There's not a lot I can say about the few days that followed. I'm not the right person to tell it, either. It's too big for me. Maybe, if he chooses, Guy could manage it, one day, but I just don't have the skill or the words. What I can say is that the water did recede, and what remained of London emerged slowly from under the new seas. And I, alive and cold, came out to meet it. There were silt beaches in the Strand: I know, I walked along them. Little rivulets of water sparkled between the piles of rubble and smooth expanses of mud. It reminded me of older days when my parents took me to the beach at Anglesea. There were fish, in the little pools, swimming amongst stranded tins and boxes, chairs and cars. I suppose I thought, on those first days, that I was alone in an alien landscape and that there was no-one left in the whole world to see it except me. It all looked very new, and flat, and strange. Every so often I'd find something that I thought I recognised, but the truth is there wasn't anything to recognise, not anymore. It was all gone. Only the birds were still there, gulls and sparrows landing and pecking in the mud. There weren't even as many bodies as I'd feared - I found out later that the water had carried most of them back out when it retreated. It was an empty world, and I was very frightened. Like I said, I'm not a big-picture sort of person, but even I could see that there wasn't any Government anymore. No High Chancellor. Everything had changed overnight and everything I'd grown up believing was gone. No-one in charge, no-one to set a curfew or make the rules or tell us what to do through the TV. And of course the only part of the whole situation (which my own personal fear laid claim to) was that no-one in charge meant no-one to rescue me.

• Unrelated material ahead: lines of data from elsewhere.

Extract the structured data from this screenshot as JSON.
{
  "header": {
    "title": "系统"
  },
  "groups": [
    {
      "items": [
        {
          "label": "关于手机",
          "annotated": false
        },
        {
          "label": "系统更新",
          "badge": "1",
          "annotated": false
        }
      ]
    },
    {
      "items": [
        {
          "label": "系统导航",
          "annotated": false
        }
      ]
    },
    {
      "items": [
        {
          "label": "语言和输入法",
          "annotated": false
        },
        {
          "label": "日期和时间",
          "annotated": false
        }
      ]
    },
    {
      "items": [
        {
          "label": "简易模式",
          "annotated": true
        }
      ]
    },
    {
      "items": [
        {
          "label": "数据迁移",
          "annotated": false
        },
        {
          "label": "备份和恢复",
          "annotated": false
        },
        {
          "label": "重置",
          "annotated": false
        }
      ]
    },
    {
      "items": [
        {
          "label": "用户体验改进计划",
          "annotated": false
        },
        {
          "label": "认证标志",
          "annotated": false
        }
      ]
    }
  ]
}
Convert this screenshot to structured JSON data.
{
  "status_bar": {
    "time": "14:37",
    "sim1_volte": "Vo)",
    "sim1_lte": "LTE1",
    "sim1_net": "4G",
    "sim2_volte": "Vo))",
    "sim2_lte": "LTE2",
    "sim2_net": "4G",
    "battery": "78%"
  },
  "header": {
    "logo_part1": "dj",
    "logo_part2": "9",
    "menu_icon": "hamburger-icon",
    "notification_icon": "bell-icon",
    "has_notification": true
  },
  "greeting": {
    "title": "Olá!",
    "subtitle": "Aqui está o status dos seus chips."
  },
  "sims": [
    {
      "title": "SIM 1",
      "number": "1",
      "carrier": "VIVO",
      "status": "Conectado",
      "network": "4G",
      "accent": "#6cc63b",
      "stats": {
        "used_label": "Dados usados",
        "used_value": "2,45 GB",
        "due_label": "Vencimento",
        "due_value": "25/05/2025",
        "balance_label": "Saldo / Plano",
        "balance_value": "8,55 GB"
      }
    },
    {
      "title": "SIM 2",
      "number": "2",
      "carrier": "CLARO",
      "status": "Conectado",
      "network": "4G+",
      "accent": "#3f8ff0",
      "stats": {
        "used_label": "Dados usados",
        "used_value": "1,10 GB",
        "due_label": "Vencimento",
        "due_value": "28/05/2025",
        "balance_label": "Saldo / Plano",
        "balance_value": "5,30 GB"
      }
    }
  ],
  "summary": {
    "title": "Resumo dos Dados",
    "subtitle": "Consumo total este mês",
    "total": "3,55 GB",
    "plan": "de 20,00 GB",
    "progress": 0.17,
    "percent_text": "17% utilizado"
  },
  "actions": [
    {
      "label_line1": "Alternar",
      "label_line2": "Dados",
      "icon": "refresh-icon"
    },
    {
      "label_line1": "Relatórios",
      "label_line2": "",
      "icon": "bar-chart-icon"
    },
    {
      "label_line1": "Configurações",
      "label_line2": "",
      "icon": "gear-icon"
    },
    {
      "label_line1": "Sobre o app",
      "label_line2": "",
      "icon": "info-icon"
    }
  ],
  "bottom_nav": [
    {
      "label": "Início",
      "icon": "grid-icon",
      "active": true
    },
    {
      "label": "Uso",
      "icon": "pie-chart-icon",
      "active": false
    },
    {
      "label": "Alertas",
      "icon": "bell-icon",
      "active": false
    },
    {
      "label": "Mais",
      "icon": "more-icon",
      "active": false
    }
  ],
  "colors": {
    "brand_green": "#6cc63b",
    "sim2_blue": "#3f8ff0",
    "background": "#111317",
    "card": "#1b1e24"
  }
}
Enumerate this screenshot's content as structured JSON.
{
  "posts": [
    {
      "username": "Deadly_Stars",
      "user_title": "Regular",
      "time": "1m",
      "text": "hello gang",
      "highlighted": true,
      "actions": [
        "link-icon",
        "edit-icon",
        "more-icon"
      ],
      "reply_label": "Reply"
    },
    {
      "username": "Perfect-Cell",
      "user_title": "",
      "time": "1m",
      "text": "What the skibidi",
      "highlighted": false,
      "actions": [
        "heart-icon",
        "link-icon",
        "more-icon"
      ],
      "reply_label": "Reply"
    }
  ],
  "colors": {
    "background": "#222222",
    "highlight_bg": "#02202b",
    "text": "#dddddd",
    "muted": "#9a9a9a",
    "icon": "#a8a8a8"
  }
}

On the third day, I found my first real set of bodies, and Brandon found me.
There wasn't anything dramatic about it. He just called out "Hey! Hey, you!" in the most cheerful voice imaginable, while I was staring in mute horror at the cluster of corpses I'd just discovered inside an upturned skip on the silt flats of Trafalgar. Brandon used to be an accountant for the Nose, not that it matters now when he spends most of his time digging and draining. He has red hair that sticks up in a bright thatch, and glasses, thick glasses that never stay up on his nose. Later I realized that the glasses never stayed up because they weren't his. He'd lost his own when the world ended and had to make do with the best ones he could find.
"Hey, you're alive!" he beamed at me, as he stumbled down the bank of broken furniture, splinters of wood the length of his arm scuttering away from his feet. I watched him numbly, not sure how to react. What's the etiquette for greeting a newcomer when you thought yourself the last human alive? Fortunately, my body knew what to do. It crumpled into his arms, and cried, while Brandon patted and cuddled. He smelt like sunshine, where his wet clothes had dried on him.
His wife and family had been killed, or so he thought, he told me as we walked on through the mud. He didn't know for sure, but seeing as everyone else was dead it was a likely guess. He didn't seem to be grieving very much, with his flickering smiles and kindly words. It was only much later, on that memorable day when we all crouched together in the cornfield in the rain that I saw him cry for them.
And it was with Brandon, when we went out later to see what food we could find on the new salt flats, that I first met -
"Hey," Brandon had said, tapping me on the arm. "Look at that."
We thought he was dead, at first. He was lying in the mud, half-covered with a big spill of black cloth that I thought was blanket but turned out to be a cloak, when we got closer. I hadn't even wanted to go - I hated the bodies, tried to do all I could to keep away from their sad, decaying forms - but Brandon was intrigued and pulled me along with his curiosity.
And this body was intriguing, no denying it. For a start, he was wearing a mask.